Ratios vary by industry as well, and tech has progress to make. According to an evaluation by Hired, female candidates in the field are offered an average of four percent less than their male counterparts, and "63 percent of the time women receive lower salary offers than men for the same job at the same company."
Equal Pay Day aims to raise awareness of this issue. To commemorate it, and to help solve the underlying problem, here are what some top tech leaders are doing.
1) Sheryl Sandberg, COO of Facebook and founder of Lean In
In honor of Equal Pay Day, Sandberg launched the #20percentCounts campaign via her organization Lean In, which also partnered with other companies to offer 20 percent discounts and raise awareness through social media. Companies participating include LUNA, Lyft and P&G.
"Equal pay is essential to the goal of gender equality," Sandberg says in a news release about the campaign. "This issue speaks to how we value women's labor, knowledge, time, training, and so much more. In short, it's about women's worth. There's nothing more fundamental than that."
2) Marc Benioff, CEO of Salesforce
In 2015, Benioff spent $3 million to close Saleforce's pay gap. And he just announced that will spend another $3 million this year to advance the goal.
"I'm proud of the strong stance we're taking as a company and of the hard work that has gone into building our approach to equal pay. We are on a journey to improving equality at Salesforce," wrote Salesforce Executive Cindy Robbins in a blog post.
3) Sundar Pichai, CEO of Google
Google announced via Twitter that the company closed the pay gap among their workers globally.
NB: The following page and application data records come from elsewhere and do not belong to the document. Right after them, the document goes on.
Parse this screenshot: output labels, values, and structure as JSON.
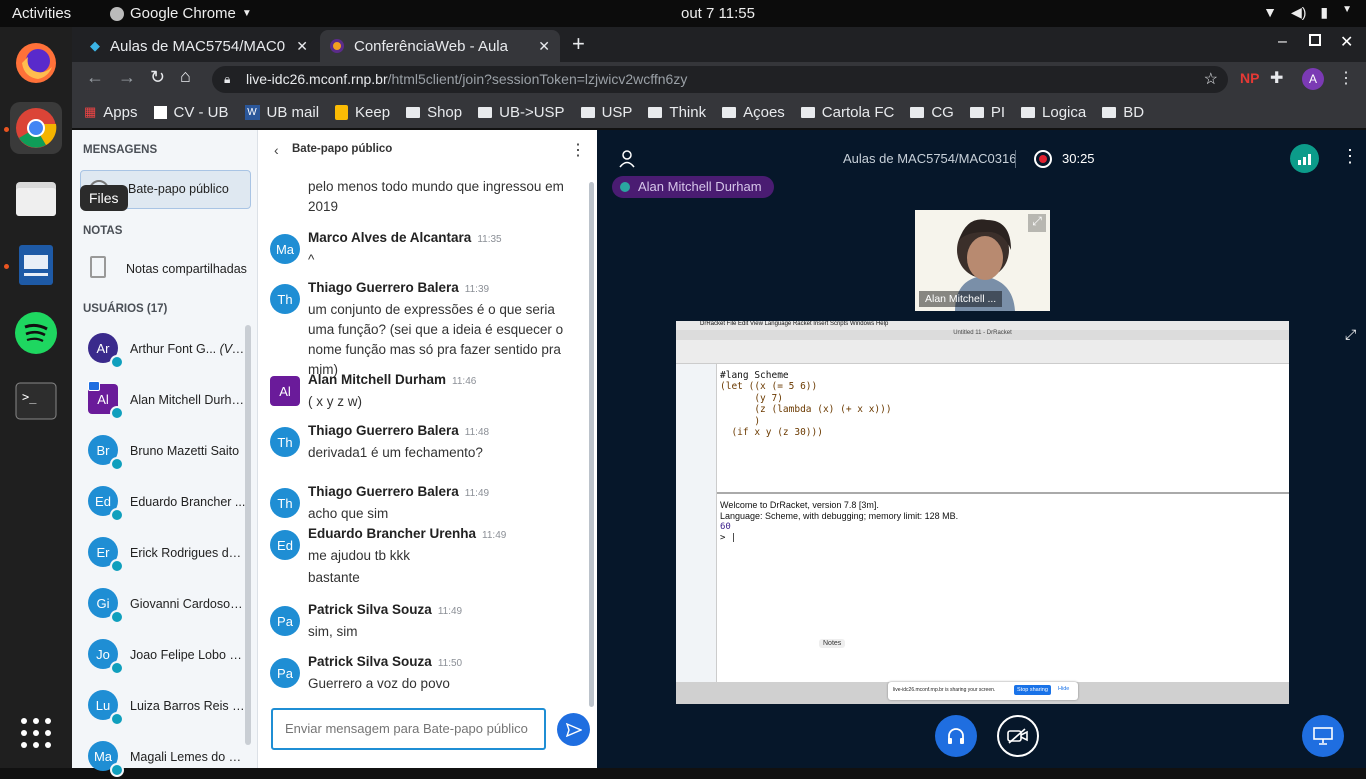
{
  "system": {
    "activities": "Activities",
    "app_name": "Google Chrome",
    "clock": "out 7  11:55"
  },
  "dock": {
    "tooltip": "Files"
  },
  "tabs": [
    {
      "title": "Aulas de MAC5754/MAC0",
      "active": false
    },
    {
      "title": "ConferênciaWeb - Aula",
      "active": true
    }
  ],
  "address": {
    "domain": "live-idc26.mconf.rnp.br",
    "path": "/html5client/join?sessionToken=lzjwicv2wcffn6zy",
    "profile_letter": "A"
  },
  "bookmarks": [
    "Apps",
    "CV - UB",
    "UB mail",
    "Keep",
    "Shop",
    "UB->USP",
    "USP",
    "Think",
    "Açoes",
    "Cartola FC",
    "CG",
    "PI",
    "Logica",
    "BD"
  ],
  "sidebar": {
    "messages_header": "MENSAGENS",
    "public_chat": "Bate-papo público",
    "notes_header": "NOTAS",
    "shared_notes": "Notas compartilhadas",
    "users_header": "USUÁRIOS (17)",
    "users": [
      {
        "initials": "Ar",
        "name": "Arthur Font G...",
        "you": "(Você)",
        "color": "#3a2a8c"
      },
      {
        "initials": "Al",
        "name": "Alan Mitchell Durham",
        "you": "",
        "color": "#6a1b9a"
      },
      {
        "initials": "Br",
        "name": "Bruno Mazetti Saito",
        "you": "",
        "color": "#1f8ed4"
      },
      {
        "initials": "Ed",
        "name": "Eduardo Brancher ...",
        "you": "",
        "color": "#1f8ed4"
      },
      {
        "initials": "Er",
        "name": "Erick Rodrigues de ...",
        "you": "",
        "color": "#1f8ed4"
      },
      {
        "initials": "Gi",
        "name": "Giovanni Cardoso d...",
        "you": "",
        "color": "#1f8ed4"
      },
      {
        "initials": "Jo",
        "name": "Joao Felipe Lobo P...",
        "you": "",
        "color": "#1f8ed4"
      },
      {
        "initials": "Lu",
        "name": "Luiza Barros Reis S...",
        "you": "",
        "color": "#1f8ed4"
      },
      {
        "initials": "Ma",
        "name": "Magali Lemes do Sa...",
        "you": "",
        "color": "#1f8ed4"
      }
    ]
  },
  "chat": {
    "title": "Bate-papo público",
    "placeholder": "Enviar mensagem para Bate-papo público",
    "partial_text": "pelo menos todo mundo que ingressou em 2019",
    "messages": [
      {
        "initials": "Ma",
        "name": "Marco Alves de Alcantara",
        "time": "11:35",
        "text": "^",
        "color": "#1f8ed4"
      },
      {
        "initials": "Th",
        "name": "Thiago Guerrero Balera",
        "time": "11:39",
        "text": "um conjunto de expressões é o que seria uma função? (sei que a ideia é esquecer o nome função mas só pra fazer sentido pra mim)",
        "color": "#1f8ed4"
      },
      {
        "initials": "Al",
        "name": "Alan Mitchell Durham",
        "time": "11:46",
        "text": "( x y z w)",
        "color": "#6a1b9a"
      },
      {
        "initials": "Th",
        "name": "Thiago Guerrero Balera",
        "time": "11:48",
        "text": "derivada1 é um fechamento?",
        "color": "#1f8ed4"
      },
      {
        "initials": "Th",
        "name": "Thiago Guerrero Balera",
        "time": "11:49",
        "text": "acho que sim",
        "color": "#1f8ed4"
      },
      {
        "initials": "Ed",
        "name": "Eduardo Brancher Urenha",
        "time": "11:49",
        "text": "me ajudou tb kkk",
        "color": "#1f8ed4"
      },
      {
        "initials": "",
        "name": "",
        "time": "",
        "text": "bastante",
        "color": ""
      },
      {
        "initials": "Pa",
        "name": "Patrick Silva Souza",
        "time": "11:49",
        "text": "sim, sim",
        "color": "#1f8ed4"
      },
      {
        "initials": "Pa",
        "name": "Patrick Silva Souza",
        "time": "11:50",
        "text": "Guerrero a voz do povo",
        "color": "#1f8ed4"
      }
    ]
  },
  "meeting": {
    "title": "Aulas de MAC5754/MAC0316",
    "timer": "30:25",
    "talker": "Alan Mitchell Durham",
    "webcam_label": "Alan Mitchell ..."
  },
  "shared_screen": {
    "code": [
      "#lang Scheme",
      "(let ((x (= 5 6))",
      "      (y 7)",
      "      (z (lambda (x) (+ x x)))",
      "      )",
      "  (if x y (z 30)))"
    ],
    "repl_welcome": "Welcome to DrRacket, version 7.8 [3m].",
    "repl_language": "Language: Scheme, with debugging; memory limit: 128 MB.",
    "repl_result": "60",
    "repl_prompt": "> |",
    "sharing_notice": "live-idc26.mconf.rnp.br is sharing your screen.",
    "stop_sharing": "Stop sharing",
    "hide": "Hide",
    "notes_label": "Notes",
    "menubar": "DrRacket   File   Edit   View   Language   Racket   Insert   Scripts   Windows   Help",
    "window_title": "Untitled 11 - DrRacket"
  },
  "colors": {
    "chrome_dark": "#202124",
    "meeting_bg": "#06172a",
    "accent_blue": "#1f8ed4",
    "talker_purple": "#4a1c72",
    "record_red": "#e0202f"
  }
}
The company is now sharing their methods with other companies on how they managed it.
In its tweet, the company says, "Let's make every day #EqualPayDay."
Senator Kamala Harris published an op-ed in Teen Vogue today voicing her support of equal pay and the tech companies that have made progress in closing the gap.
In the op-ed, she takes note of the efforts of women and politicians before her but acknowledges that much remains to be done. "A 20-year-old woman today would lose $418,800 in wages over her career compared with a male counterpart," writes Harris.
She suggests that more companies should follow the example of Salesforce and Facebook in their commitment to gender equality and diversity in the workplace.